The practice appears to give an incredible array of neurological benefits, from improvements in grey matter thickness to lower activity in the brain's "me" regions to increased communication between brain areas. Meditation does, in truth, affect our most important organ in ways that can be measured.

Of course, if the psychological effects weren't also shown, doubters could question how useful a few brain changes would be. Fortunately, science backs up those assertions as well, demonstrating that meditation’s effects on our brains include reducing anxiety and hopelessness, boosting concentration and attention, and generally promoting psychological wellness.

Read on as we explore some of meditation’s effects on our brains.

Helps Preserve the Aging Brain

According to UCLA research published, a larger number of meditators who practiced it long-term reflected better-maintained brains than non-meditators as they aged. A larger grey matter volume was found across the brains of participants who had been meditating for an average of 20 years. Although senior meditators still had some volume loss as compared to those who were younger, it wasn't as severe as in non-meditators. It was shown that practicing meditation has a broad impact on many parts of the entire brain.

Reduces Activity in The Brain’s “Me Center"

The default mode network (DMN) is the network in the brain that is in charge of daydreaming and thinking that is self-referential. It is therefore known as the “monkey mind”. At Yale University, one of the more intriguing recent research found that practicing mindfulness meditation lowers activity in the DMN.
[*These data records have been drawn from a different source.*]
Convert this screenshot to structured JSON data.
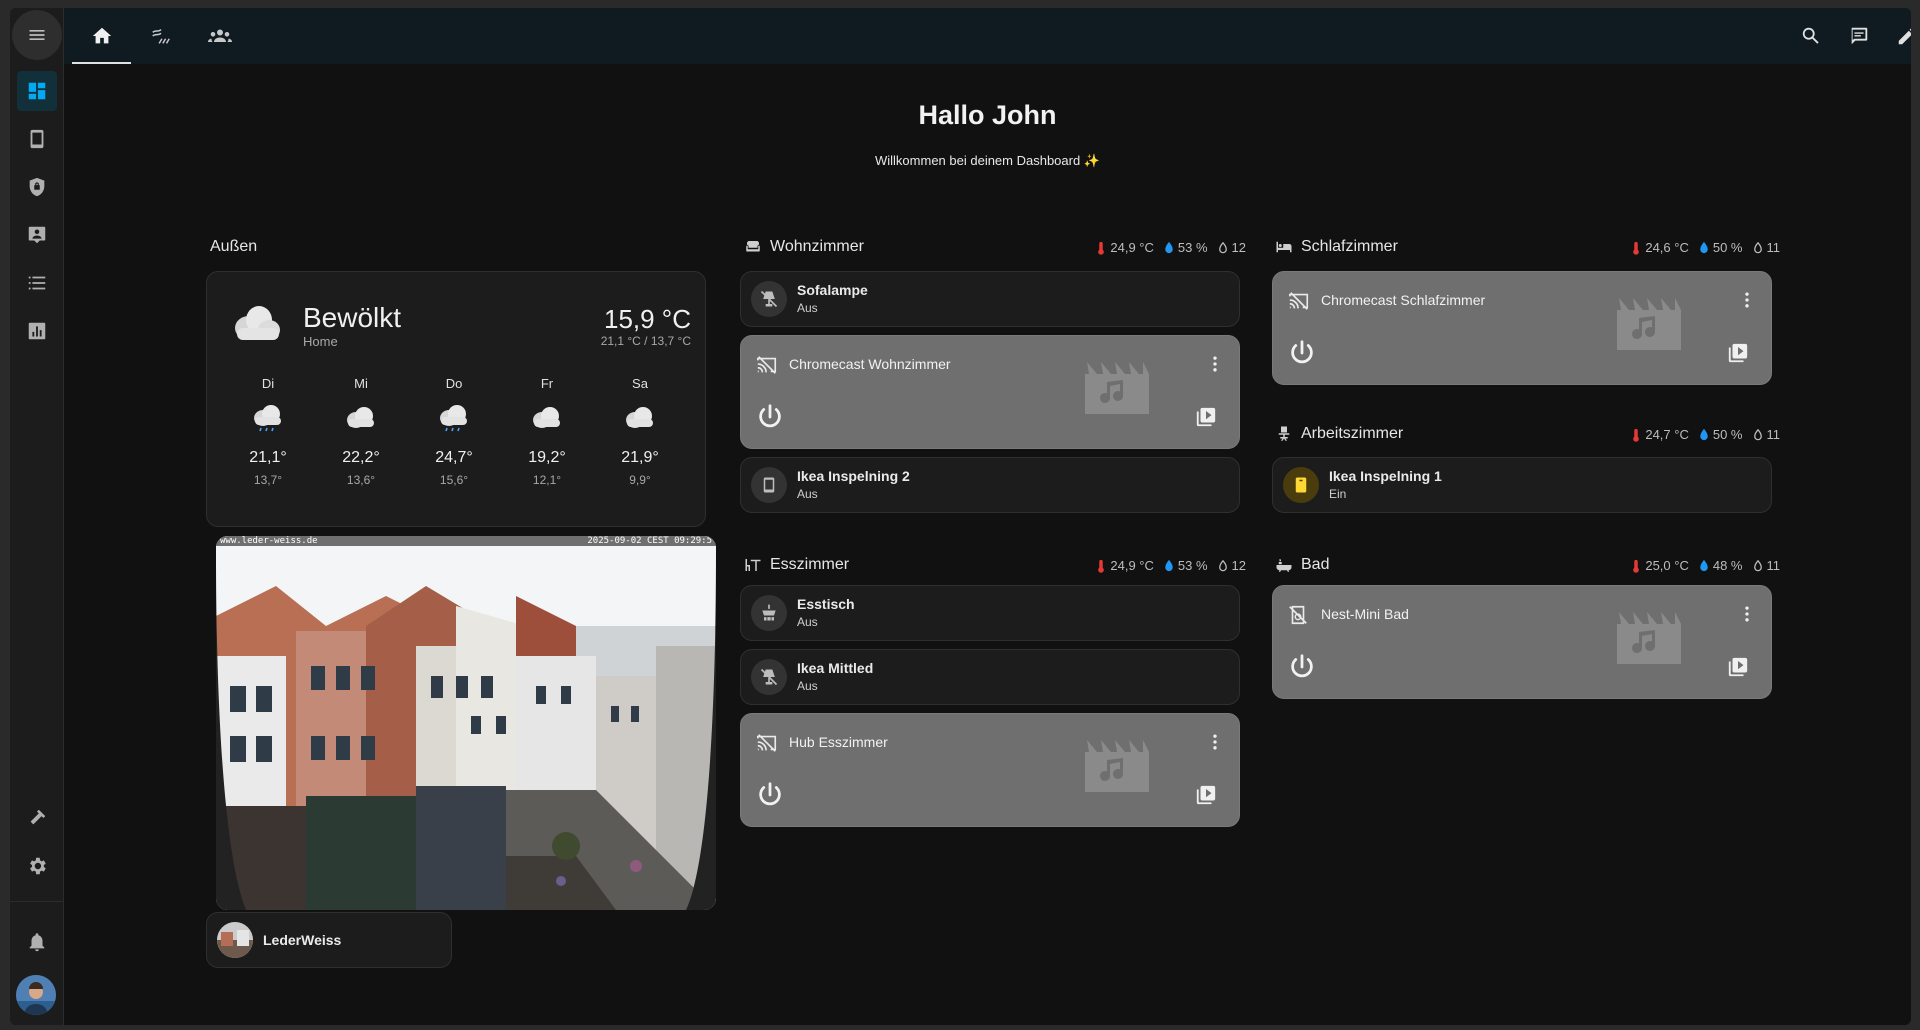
{
  "header": {
    "title": "Hallo John",
    "subtitle": "Willkommen bei deinem Dashboard ✨"
  },
  "sidebar": {
    "items": [
      "dashboard-icon",
      "tablet-icon",
      "shield-icon",
      "contact-icon",
      "list-icon",
      "chart-icon"
    ],
    "bottom": [
      "hammer-icon",
      "gear-icon",
      "bell-icon"
    ]
  },
  "topbar": {
    "tabs": [
      "home-icon",
      "weather-icon",
      "people-icon"
    ],
    "actions": [
      "search-icon",
      "message-icon",
      "pencil-icon"
    ]
  },
  "outdoor": {
    "title": "Außen",
    "weather": {
      "condition": "Bewölkt",
      "location": "Home",
      "temp": "15,9 °C",
      "range": "21,1 °C / 13,7 °C",
      "forecast": [
        {
          "day": "Di",
          "high": "21,1°",
          "low": "13,7°",
          "icon": "rain-cloud"
        },
        {
          "day": "Mi",
          "high": "22,2°",
          "low": "13,6°",
          "icon": "cloud"
        },
        {
          "day": "Do",
          "high": "24,7°",
          "low": "15,6°",
          "icon": "rain-cloud"
        },
        {
          "day": "Fr",
          "high": "19,2°",
          "low": "12,1°",
          "icon": "cloud"
        },
        {
          "day": "Sa",
          "high": "21,9°",
          "low": "9,9°",
          "icon": "cloud"
        }
      ]
    },
    "camera": {
      "overlay_left": "www.leder-weiss.de",
      "overlay_right": "2025-09-02 CEST 09:29:5"
    },
    "person": {
      "name": "LederWeiss"
    }
  },
  "rooms": {
    "wohnzimmer": {
      "title": "Wohnzimmer",
      "temp": "24,9 °C",
      "hum": "53 %",
      "co2": "12",
      "sofalampe": {
        "name": "Sofalampe",
        "state": "Aus"
      },
      "media": "Chromecast Wohnzimmer",
      "tablet": {
        "name": "Ikea Inspelning 2",
        "state": "Aus"
      }
    },
    "esszimmer": {
      "title": "Esszimmer",
      "temp": "24,9 °C",
      "hum": "53 %",
      "co2": "12",
      "esstisch": {
        "name": "Esstisch",
        "state": "Aus"
      },
      "mittled": {
        "name": "Ikea Mittled",
        "state": "Aus"
      },
      "media": "Hub Esszimmer"
    },
    "schlafzimmer": {
      "title": "Schlafzimmer",
      "temp": "24,6 °C",
      "hum": "50 %",
      "co2": "11",
      "media": "Chromecast Schlafzimmer"
    },
    "arbeitszimmer": {
      "title": "Arbeitszimmer",
      "temp": "24,7 °C",
      "hum": "50 %",
      "co2": "11",
      "plug": {
        "name": "Ikea Inspelning 1",
        "state": "Ein"
      }
    },
    "bad": {
      "title": "Bad",
      "temp": "25,0 °C",
      "hum": "48 %",
      "co2": "11",
      "media": "Nest-Mini Bad"
    }
  },
  "colors": {
    "accent": "#03a9f4",
    "temp": "#e53935",
    "hum": "#2196f3",
    "on": "#fdd835"
  }
}
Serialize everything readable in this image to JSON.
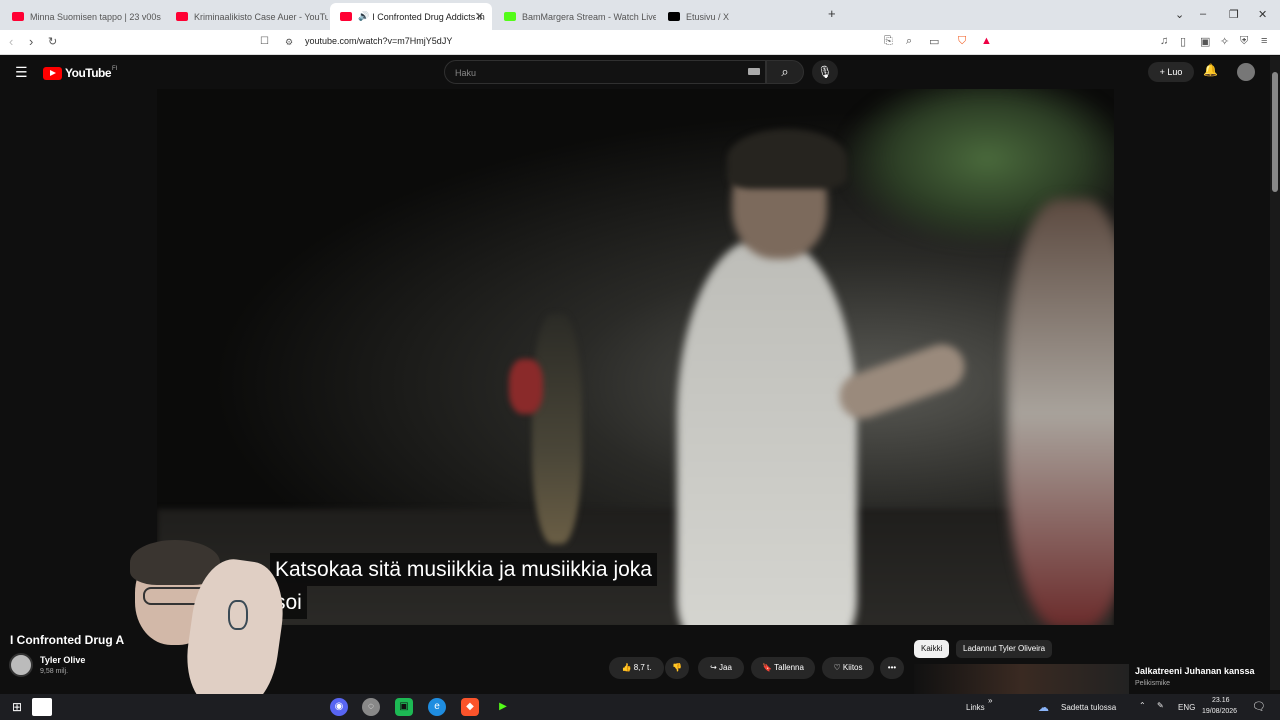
{
  "browser": {
    "tabs": [
      {
        "label": "Minna Suomisen tappo | 23 v00s - H",
        "color": "#ff0033"
      },
      {
        "label": "Kriminaalikisto Case Auer - YouTube",
        "color": "#ff0033"
      },
      {
        "label": "I Confronted Drug Addicts in",
        "color": "#ff0033",
        "active": true,
        "audio": "speaker-icon"
      },
      {
        "label": "BamMargera Stream - Watch Live on",
        "color": "#53fc18"
      },
      {
        "label": "Etusivu / X",
        "color": "#000000"
      }
    ],
    "new_tab": "+",
    "tab_close": "✕",
    "window_controls": [
      "⌄",
      "–",
      "❐",
      "✕"
    ],
    "url": "youtube.com/watch?v=m7HmjY5dJY"
  },
  "youtube": {
    "logo_text": "YouTube",
    "logo_sup": "FI",
    "search_placeholder": "Haku",
    "create_label": "+ Luo",
    "video": {
      "caption_line1": "Katsokaa sitä musiikkia ja musiikkia joka",
      "caption_line2": "soi"
    },
    "title": "I Confronted Drug A",
    "channel_name": "Tyler Olive",
    "channel_subs": "9,58 milj.",
    "actions": {
      "likes": "8,7 t.",
      "share": "Jaa",
      "save": "Tallenna",
      "thanks": "Kiitos",
      "more": "•••"
    },
    "chips": [
      "Kaikki",
      "Ladannut Tyler Oliveira"
    ],
    "recommendation": {
      "title": "Jalkatreeni Juhanan kanssa",
      "channel": "Pelikismike"
    }
  },
  "taskbar": {
    "links": "Links",
    "weather": "Sadetta tulossa",
    "language": "ENG",
    "time": "23.16",
    "date": "19/08/2026"
  },
  "colors": {
    "youtube_red": "#ff0000",
    "yt_bg": "#0f0f0f",
    "chip_active": "#f1f1f1"
  }
}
Since mind-wandering is typically associated with sadness, brooding, and worrying about the past and the future, many people seek to reduce it. Studies have shown that meditation appears to achieve this through calming the DMN. Therefore, even when their minds do start to stray, meditators are better at snapping back out of their thoughts because of the new connections that arise.
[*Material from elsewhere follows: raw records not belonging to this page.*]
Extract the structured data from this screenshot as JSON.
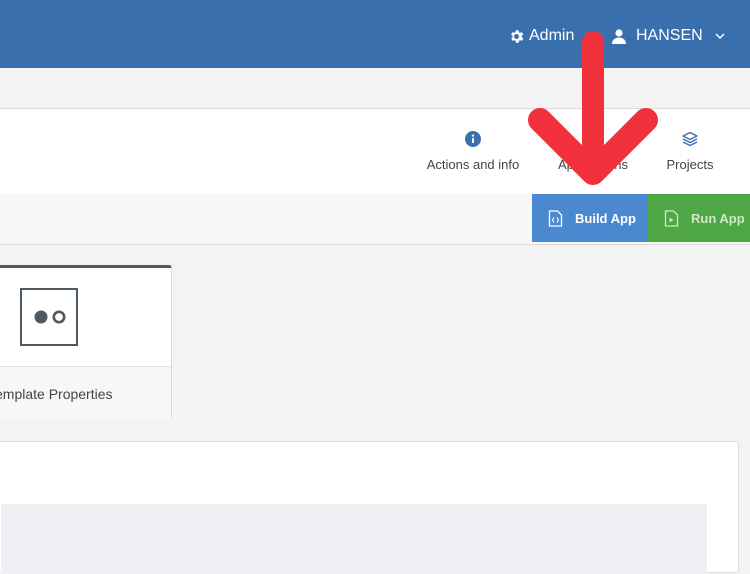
{
  "topbar": {
    "admin_icon": "gear-icon",
    "admin_label": "Admin",
    "user_icon": "user-icon",
    "user_name": "HANSEN",
    "user_menu_icon": "chevron-down-icon"
  },
  "nav": {
    "items": [
      {
        "label": "Actions and info",
        "icon": "info-icon"
      },
      {
        "label": "Applications",
        "icon": "grid-icon"
      },
      {
        "label": "Projects",
        "icon": "layers-icon"
      }
    ]
  },
  "toolbar": {
    "build_label": "Build App",
    "run_label": "Run App"
  },
  "card": {
    "label": "Template Properties",
    "icon": "toggle-circles-icon"
  },
  "colors": {
    "topbar": "#3a6fad",
    "build_button": "#4a88cf",
    "run_button": "#4fa845",
    "annotation_arrow": "#f0313b"
  },
  "annotation": {
    "icon": "red-arrow-down-icon"
  }
}
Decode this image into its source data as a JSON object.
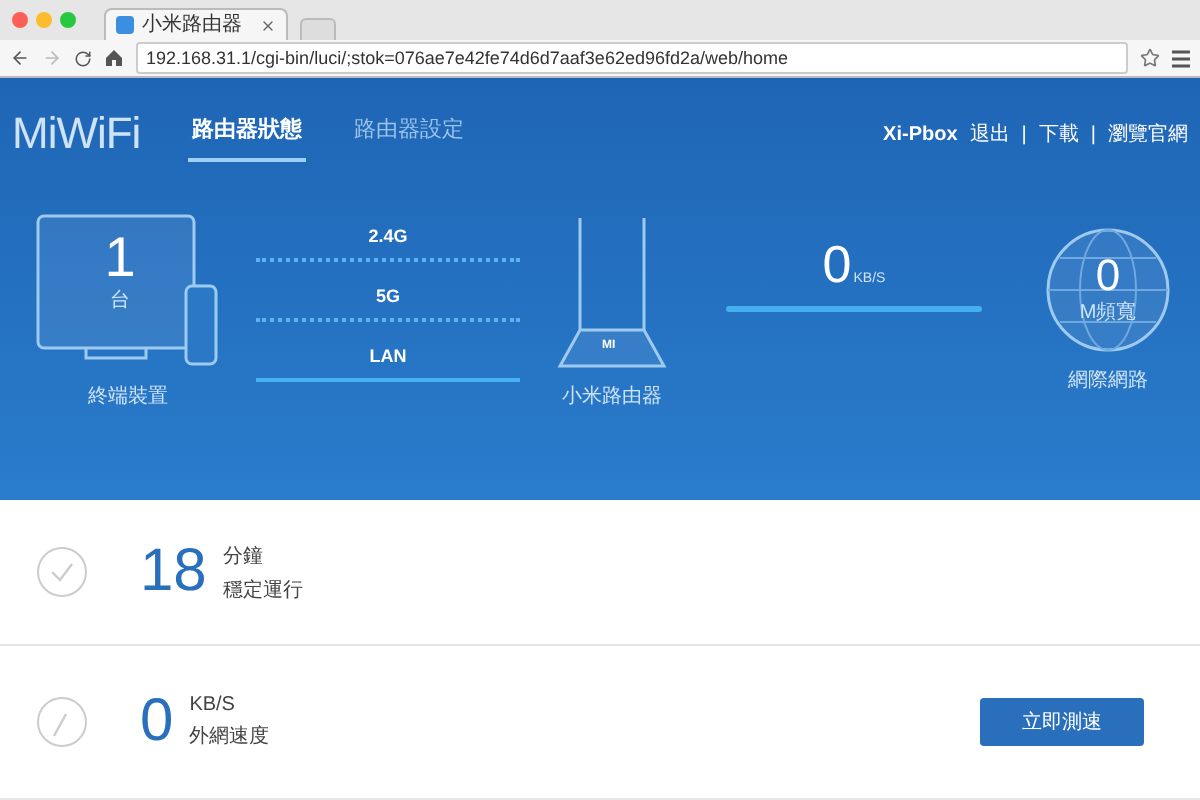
{
  "browser": {
    "tab_title": "小米路由器",
    "url": "192.168.31.1/cgi-bin/luci/;stok=076ae7e42fe74d6d7aaf3e62ed96fd2a/web/home"
  },
  "header": {
    "logo": "MiWiFi",
    "tabs": [
      {
        "label": "路由器狀態",
        "selected": true
      },
      {
        "label": "路由器設定",
        "selected": false
      }
    ],
    "user": "Xi-Pbox",
    "links": [
      "退出",
      "下載",
      "瀏覽官網"
    ],
    "separators": [
      "|",
      "|"
    ]
  },
  "devices": {
    "count": "1",
    "unit": "台",
    "label": "終端裝置"
  },
  "connections": [
    {
      "label": "2.4G",
      "kind": "dotted"
    },
    {
      "label": "5G",
      "kind": "dotted"
    },
    {
      "label": "LAN",
      "kind": "solid"
    }
  ],
  "router": {
    "badge": "MI",
    "label": "小米路由器"
  },
  "traffic": {
    "value": "0",
    "unit": "KB/S"
  },
  "internet": {
    "value": "0",
    "unit": "M頻寬",
    "label": "網際網路"
  },
  "stats": [
    {
      "kind": "uptime",
      "value": "18",
      "unit": "分鐘",
      "label": "穩定運行"
    },
    {
      "kind": "speed",
      "value": "0",
      "unit": "KB/S",
      "label": "外網速度",
      "button": "立即測速"
    }
  ]
}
Its Effects Rival Antidepressants for Depression and Anxiety

Review research conducted at Johns Hopkins examined the connection between mindfulness meditation and its capacity to lessen the signs of pain, anxiety, and sadness.
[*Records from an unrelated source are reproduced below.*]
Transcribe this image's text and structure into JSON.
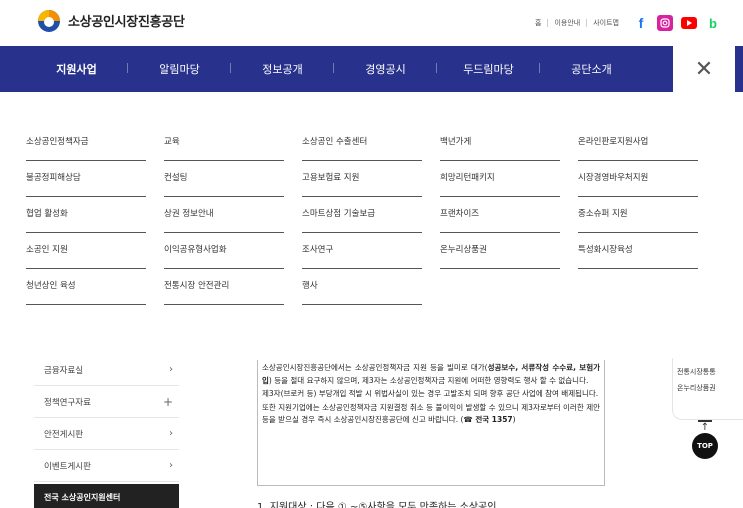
{
  "header": {
    "org_name": "소상공인시장진흥공단",
    "util_links": [
      "홈",
      "이용안내",
      "사이트맵"
    ],
    "sns": [
      "facebook-icon",
      "instagram-icon",
      "youtube-icon",
      "blog-icon"
    ]
  },
  "nav": {
    "items": [
      "지원사업",
      "알림마당",
      "정보공개",
      "경영공시",
      "두드림마당",
      "공단소개"
    ],
    "active": "지원사업",
    "close_symbol": "✕"
  },
  "mega_menu": {
    "rows": [
      [
        "소상공인정책자금",
        "교육",
        "소상공인 수출센터",
        "백년가게",
        "온라인판로지원사업"
      ],
      [
        "불공정피해상담",
        "컨설팅",
        "고용보험료 지원",
        "희망리턴패키지",
        "시장경영바우처지원"
      ],
      [
        "협업 활성화",
        "상권 정보안내",
        "스마트상점 기술보급",
        "프랜차이즈",
        "중소슈퍼 지원"
      ],
      [
        "소공인 지원",
        "이익공유형사업화",
        "조사연구",
        "온누리상품권",
        "특성화시장육성"
      ],
      [
        "청년상인 육성",
        "전통시장 안전관리",
        "행사",
        "",
        ""
      ]
    ]
  },
  "sidebar": {
    "items": [
      {
        "label": "금융자료실",
        "indicator": "›"
      },
      {
        "label": "정책연구자료",
        "indicator": "+"
      },
      {
        "label": "안전게시판",
        "indicator": "›"
      },
      {
        "label": "이벤트게시판",
        "indicator": "›"
      }
    ],
    "highlight": "전국 소상공인지원센터"
  },
  "notice": {
    "p1_a": "소상공인시장진흥공단에서는 소상공인정책자금 지원 등을 빌미로 대가(",
    "p1_b": "성공보수, 서류작성 수수료, 보험가입",
    "p1_c": ") 등을 절대 요구하지 않으며, 제3자는 소상공인정책자금 지원에 어떠한 영향력도 행사 할 수 없습니다.",
    "p2": "제3자(브로커 등) 부당개입 적발 시 위법사실이 있는 경우 고발조치 되며 향후 공단 사업에 참여 배제됩니다.",
    "p3_a": "또한 지원기업에는 소상공인정책자금 지원결정 취소 등 불이익이 발생할 수 있으니 제3자로부터 이러한 제안 등을 받으실 경우 즉시 소상공인시장진흥공단에 신고 바랍니다. (",
    "p3_b": "☎ 전국 1357",
    "p3_c": ")",
    "following": "1. 지원대상 : 다음 ① ~⑤사항을 모두 만족하는 소상공인"
  },
  "quick": {
    "links": [
      "전통시장통통",
      "온누리상품권"
    ],
    "top_label": "TOP",
    "top_arrow": "↑"
  }
}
Different meditation schools take a different approach to this since meditation is an active training of the mind to develop awareness. Although there is no cure-all for depression and anxiety, meditation is one of the methods that can help manage symptoms.

Lead to Volume Changes in Key Areas of the Brain

The brain's architecture can truly alter as a result of mindfulness meditation. The hippocampus, which controls learning and memory, as well as several regions of the brain that are involved in emotion regulation and self-referential processing, showed increased cortical thickness after eight weeks of Mindfulness-Based Stress Reduction (MBSR).

The amygdala, which regulates stress, anxiety, and fear, also had cell volume declines. These modifications were connected with the individuals' self-reported levels of stress, proving that meditation affects not only the brain but also our moods and subjective perception.